I wasn’t always a hermit for the holidays, probably because it was before I had kids. When you have kids and you have to find a sitter, most of you know we act like it’s pulling teeth and often times we’re guilty of lying about it. If this is just dawning on you to use not finding a babysitter as an excuse ... you’re welcome. When I’d arrive home from college for Christmas break, it rarely involved preparation or stress. I’d waltz into a party with candy cane shot glasses and a new jacket I could barely afford. Now I just pray the Spanx are doing their job and my thrift store dress will trick these fools into thinking it came from Express. But these past years have been about ugly Christmas sweater parties. There’s nothing to stress about when going to an ugly Christmas sweater party. Everyone is on the same page, even if there’s that one guy that goes the extra mile and goes 3D. There’s literally Christmas lights, jingle bells, and ornaments glued or sewn onto a dirty sweater where Santa’s face looks more and more like Jafar over the years.
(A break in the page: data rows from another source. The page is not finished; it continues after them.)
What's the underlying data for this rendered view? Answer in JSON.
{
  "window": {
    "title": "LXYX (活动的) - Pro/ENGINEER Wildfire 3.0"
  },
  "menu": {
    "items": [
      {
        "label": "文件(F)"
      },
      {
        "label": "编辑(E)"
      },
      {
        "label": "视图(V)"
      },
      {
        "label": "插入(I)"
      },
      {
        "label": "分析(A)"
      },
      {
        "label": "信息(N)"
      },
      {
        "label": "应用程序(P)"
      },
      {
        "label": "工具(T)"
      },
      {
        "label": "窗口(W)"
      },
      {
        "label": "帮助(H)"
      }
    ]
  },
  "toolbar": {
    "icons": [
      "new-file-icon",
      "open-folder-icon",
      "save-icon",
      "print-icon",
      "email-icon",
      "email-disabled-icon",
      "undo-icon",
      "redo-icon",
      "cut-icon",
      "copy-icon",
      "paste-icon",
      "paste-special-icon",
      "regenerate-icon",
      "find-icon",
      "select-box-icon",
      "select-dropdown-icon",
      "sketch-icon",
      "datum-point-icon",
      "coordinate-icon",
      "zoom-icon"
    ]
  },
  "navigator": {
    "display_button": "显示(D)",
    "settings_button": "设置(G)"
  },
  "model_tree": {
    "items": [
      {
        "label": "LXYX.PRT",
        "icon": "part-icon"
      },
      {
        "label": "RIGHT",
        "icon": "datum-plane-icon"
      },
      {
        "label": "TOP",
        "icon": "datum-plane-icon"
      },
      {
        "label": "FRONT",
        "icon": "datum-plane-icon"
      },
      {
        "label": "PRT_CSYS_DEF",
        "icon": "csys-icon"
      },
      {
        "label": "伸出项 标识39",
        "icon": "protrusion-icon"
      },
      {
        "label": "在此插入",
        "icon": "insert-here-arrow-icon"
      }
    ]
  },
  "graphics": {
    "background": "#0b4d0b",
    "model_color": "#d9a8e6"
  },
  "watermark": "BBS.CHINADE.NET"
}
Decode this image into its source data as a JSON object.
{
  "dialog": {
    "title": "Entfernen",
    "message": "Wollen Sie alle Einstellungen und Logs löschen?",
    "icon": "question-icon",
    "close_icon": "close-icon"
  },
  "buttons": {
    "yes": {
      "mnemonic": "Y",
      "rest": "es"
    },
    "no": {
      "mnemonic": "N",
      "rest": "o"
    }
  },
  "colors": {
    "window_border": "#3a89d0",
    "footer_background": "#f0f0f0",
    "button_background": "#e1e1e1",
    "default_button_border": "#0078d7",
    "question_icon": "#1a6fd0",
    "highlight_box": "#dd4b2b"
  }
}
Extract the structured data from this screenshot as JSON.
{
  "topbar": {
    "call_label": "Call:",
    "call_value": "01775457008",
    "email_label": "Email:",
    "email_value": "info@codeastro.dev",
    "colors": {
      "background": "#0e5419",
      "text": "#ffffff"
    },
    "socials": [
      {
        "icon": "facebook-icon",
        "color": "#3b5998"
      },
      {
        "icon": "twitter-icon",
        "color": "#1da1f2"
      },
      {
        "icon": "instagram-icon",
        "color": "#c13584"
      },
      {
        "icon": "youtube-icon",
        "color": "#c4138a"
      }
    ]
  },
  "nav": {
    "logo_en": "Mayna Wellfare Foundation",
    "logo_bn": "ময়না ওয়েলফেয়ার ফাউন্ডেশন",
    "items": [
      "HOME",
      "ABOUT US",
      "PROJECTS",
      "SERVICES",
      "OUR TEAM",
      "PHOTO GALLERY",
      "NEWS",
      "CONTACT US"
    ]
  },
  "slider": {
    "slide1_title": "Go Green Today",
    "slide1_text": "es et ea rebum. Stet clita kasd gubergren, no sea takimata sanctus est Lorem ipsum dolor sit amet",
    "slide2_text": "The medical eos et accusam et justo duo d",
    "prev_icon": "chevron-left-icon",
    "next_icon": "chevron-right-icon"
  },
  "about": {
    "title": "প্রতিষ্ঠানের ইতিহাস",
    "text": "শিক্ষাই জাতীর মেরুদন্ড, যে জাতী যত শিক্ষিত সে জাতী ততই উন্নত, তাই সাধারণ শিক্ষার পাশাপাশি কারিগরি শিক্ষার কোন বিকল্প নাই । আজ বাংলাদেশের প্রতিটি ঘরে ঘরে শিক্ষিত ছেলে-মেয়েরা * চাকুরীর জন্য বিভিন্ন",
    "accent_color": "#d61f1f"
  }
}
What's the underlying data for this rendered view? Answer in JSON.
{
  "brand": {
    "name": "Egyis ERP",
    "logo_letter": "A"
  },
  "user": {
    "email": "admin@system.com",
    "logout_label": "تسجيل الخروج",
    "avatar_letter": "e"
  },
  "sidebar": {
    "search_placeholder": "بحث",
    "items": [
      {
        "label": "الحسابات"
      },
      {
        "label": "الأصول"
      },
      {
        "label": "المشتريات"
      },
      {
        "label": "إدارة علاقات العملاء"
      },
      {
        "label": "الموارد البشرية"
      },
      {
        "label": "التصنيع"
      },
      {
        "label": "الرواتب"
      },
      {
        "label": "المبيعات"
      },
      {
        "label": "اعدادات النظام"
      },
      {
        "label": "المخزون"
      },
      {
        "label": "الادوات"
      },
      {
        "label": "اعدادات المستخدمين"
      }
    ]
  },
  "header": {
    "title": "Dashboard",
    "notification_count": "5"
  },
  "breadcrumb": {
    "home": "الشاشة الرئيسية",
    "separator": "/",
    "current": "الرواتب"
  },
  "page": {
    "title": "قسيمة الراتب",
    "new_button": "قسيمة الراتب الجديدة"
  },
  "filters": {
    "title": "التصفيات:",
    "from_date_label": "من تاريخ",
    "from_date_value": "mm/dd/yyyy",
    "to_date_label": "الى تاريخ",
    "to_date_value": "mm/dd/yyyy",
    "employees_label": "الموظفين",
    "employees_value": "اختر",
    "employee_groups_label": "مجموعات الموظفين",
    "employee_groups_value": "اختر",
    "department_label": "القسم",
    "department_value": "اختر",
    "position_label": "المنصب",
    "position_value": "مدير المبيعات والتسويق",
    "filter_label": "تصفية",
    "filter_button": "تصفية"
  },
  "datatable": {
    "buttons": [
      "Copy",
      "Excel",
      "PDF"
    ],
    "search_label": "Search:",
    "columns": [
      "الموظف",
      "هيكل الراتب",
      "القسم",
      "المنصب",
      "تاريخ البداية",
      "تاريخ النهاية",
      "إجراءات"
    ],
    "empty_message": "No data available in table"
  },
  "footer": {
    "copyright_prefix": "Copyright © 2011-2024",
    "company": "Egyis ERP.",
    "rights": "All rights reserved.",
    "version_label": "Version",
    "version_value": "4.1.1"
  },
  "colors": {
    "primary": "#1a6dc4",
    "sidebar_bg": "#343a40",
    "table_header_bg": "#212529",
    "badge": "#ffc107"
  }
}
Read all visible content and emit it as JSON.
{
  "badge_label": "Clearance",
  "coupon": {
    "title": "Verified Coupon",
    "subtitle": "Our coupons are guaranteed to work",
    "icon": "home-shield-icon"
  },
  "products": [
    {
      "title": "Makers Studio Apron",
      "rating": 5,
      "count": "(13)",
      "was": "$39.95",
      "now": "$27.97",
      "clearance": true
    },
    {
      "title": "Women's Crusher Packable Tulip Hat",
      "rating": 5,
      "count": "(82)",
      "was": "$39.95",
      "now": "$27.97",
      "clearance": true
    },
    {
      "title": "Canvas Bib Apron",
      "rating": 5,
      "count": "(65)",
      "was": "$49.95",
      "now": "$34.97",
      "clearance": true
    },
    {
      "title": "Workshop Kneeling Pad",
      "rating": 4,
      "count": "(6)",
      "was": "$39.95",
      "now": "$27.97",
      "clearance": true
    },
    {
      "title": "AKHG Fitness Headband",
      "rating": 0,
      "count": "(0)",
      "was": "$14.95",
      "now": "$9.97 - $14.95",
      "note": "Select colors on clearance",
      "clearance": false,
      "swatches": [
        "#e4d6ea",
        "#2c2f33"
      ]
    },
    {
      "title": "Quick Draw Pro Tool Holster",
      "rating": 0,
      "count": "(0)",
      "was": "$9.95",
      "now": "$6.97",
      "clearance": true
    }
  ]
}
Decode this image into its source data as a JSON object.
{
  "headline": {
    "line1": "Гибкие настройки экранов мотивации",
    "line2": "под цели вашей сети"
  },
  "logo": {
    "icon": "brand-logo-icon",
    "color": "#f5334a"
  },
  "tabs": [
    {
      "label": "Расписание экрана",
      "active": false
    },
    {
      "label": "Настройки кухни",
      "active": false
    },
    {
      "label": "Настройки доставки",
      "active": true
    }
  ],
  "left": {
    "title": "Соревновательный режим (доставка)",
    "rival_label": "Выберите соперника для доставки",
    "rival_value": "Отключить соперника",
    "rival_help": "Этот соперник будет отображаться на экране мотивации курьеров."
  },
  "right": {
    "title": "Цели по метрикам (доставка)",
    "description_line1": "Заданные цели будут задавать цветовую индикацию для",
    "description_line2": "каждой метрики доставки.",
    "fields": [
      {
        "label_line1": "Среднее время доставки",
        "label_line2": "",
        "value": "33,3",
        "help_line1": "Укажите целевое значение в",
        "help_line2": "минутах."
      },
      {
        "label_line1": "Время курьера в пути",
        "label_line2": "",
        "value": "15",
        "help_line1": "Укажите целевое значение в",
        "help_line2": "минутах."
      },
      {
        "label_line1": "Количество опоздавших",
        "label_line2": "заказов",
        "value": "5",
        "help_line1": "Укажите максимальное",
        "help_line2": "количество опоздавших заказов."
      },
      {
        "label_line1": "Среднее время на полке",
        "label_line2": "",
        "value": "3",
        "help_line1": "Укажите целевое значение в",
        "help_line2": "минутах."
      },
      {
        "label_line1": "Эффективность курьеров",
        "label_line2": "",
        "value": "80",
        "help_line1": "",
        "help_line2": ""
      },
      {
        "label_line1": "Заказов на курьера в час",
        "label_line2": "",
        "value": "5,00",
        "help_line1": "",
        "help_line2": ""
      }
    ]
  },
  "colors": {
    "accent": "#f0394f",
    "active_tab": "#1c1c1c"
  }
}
That can’t be right. But it can’t be wrong! Because it’s an ugly sweater party! Huzzah!
Here’s the thing: when I’m home it gives me a chance to daydream about my ultimate holiday scenario. I’m hopscotching on European cobblestone while a nearby civilian plucks the lute, like the rooster in Robin Hood in his puffy sleeved blouse. Are those puffy sleeves or does he just have large muscles? I don’t know, but yes, in my holiday dreams I am transferred to the Renaissance era. I imagine that it’s snowing, poor people are asking for “alms” and selling flowers in their patchwork clothing and it smells like an apothecary. Then a carriage flies by and knocks me unconscious into the Chronicle of Narnia light post. It’s all pretty magical.
Magical or not, hopefully you will spend the holidays with good people. Enjoy time with family friends, church family, or your actual “I didn’t choose these people” blood relatives. And if you have parents, remember to stop by or call them out of respect for their efforts at raising you, if they indeed made the effort. Don’t be a jerk, you know? It’s not always about you! OK, OK, the hermit side is coming out. Spread the Christmas cheer! (Even if you’re in the confinements of your home.)
Kasi McClure enjoys being a wife and mother of two in Kenai. She can be reached at firstname.lastname@example.org.